» **Task brief**
Reproduce the following entries verbatim, each one complete.
################
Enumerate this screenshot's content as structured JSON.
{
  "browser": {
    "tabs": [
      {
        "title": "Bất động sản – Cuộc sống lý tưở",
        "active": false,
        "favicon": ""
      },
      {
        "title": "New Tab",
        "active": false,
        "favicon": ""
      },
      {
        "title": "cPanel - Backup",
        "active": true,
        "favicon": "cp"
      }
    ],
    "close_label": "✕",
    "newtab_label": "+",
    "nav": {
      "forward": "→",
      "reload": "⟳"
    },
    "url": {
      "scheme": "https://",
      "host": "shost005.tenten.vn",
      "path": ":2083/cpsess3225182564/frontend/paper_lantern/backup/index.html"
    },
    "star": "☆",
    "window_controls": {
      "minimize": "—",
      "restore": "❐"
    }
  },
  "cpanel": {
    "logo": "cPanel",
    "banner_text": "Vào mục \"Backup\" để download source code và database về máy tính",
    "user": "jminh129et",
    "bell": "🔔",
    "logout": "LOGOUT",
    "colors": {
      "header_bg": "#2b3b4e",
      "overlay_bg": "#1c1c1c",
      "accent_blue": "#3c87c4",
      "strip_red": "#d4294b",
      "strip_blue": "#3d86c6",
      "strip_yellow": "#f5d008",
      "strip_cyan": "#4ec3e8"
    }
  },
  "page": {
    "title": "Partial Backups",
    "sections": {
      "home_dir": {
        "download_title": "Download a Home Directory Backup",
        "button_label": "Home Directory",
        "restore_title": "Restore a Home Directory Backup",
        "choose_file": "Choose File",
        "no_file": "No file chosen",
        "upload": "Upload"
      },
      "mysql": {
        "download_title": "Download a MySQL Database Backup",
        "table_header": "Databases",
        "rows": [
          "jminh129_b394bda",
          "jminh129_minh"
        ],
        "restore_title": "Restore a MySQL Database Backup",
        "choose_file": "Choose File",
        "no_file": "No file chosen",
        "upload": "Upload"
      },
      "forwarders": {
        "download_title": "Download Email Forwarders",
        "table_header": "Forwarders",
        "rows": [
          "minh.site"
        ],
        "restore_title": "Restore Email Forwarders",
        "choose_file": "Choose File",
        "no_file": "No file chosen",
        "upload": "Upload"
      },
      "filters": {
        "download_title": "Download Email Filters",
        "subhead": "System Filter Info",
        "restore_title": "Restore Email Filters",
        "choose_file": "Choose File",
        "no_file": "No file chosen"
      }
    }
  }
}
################
» **Answer below**
Enumerate this screenshot's content as structured JSON.
{
  "browser": {
    "tabs": [
      {
        "title": "Bất động sản – Cuộc sống lý tưở",
        "active": false,
        "favicon": ""
      },
      {
        "title": "New Tab",
        "active": false,
        "favicon": ""
      },
      {
        "title": "cPanel - Backup",
        "active": true,
        "favicon": "cp"
      }
    ],
    "close_label": "✕",
    "newtab_label": "+",
    "nav": {
      "forward": "→",
      "reload": "⟳"
    },
    "url": {
      "scheme": "https://",
      "host": "shost005.tenten.vn",
      "path": ":2083/cpsess3225182564/frontend/paper_lantern/backup/index.html"
    },
    "star": "☆",
    "window_controls": {
      "minimize": "—",
      "restore": "❐"
    }
  },
  "cpanel": {
    "logo": "cPanel",
    "banner_text": "Vào mục \"Backup\" để download source code và database về máy tính",
    "user": "jminh129et",
    "bell": "🔔",
    "logout": "LOGOUT",
    "colors": {
      "header_bg": "#2b3b4e",
      "overlay_bg": "#1c1c1c",
      "accent_blue": "#3c87c4",
      "strip_red": "#d4294b",
      "strip_blue": "#3d86c6",
      "strip_yellow": "#f5d008",
      "strip_cyan": "#4ec3e8"
    }
  },
  "page": {
    "title": "Partial Backups",
    "sections": {
      "home_dir": {
        "download_title": "Download a Home Directory Backup",
        "button_label": "Home Directory",
        "restore_title": "Restore a Home Directory Backup",
        "choose_file": "Choose File",
        "no_file": "No file chosen",
        "upload": "Upload"
      },
      "mysql": {
        "download_title": "Download a MySQL Database Backup",
        "table_header": "Databases",
        "rows": [
          "jminh129_b394bda",
          "jminh129_minh"
        ],
        "restore_title": "Restore a MySQL Database Backup",
        "choose_file": "Choose File",
        "no_file": "No file chosen",
        "upload": "Upload"
      },
      "forwarders": {
        "download_title": "Download Email Forwarders",
        "table_header": "Forwarders",
        "rows": [
          "minh.site"
        ],
        "restore_title": "Restore Email Forwarders",
        "choose_file": "Choose File",
        "no_file": "No file chosen",
        "upload": "Upload"
      },
      "filters": {
        "download_title": "Download Email Filters",
        "subhead": "System Filter Info",
        "restore_title": "Restore Email Filters",
        "choose_file": "Choose File",
        "no_file": "No file chosen"
      }
    }
  }
}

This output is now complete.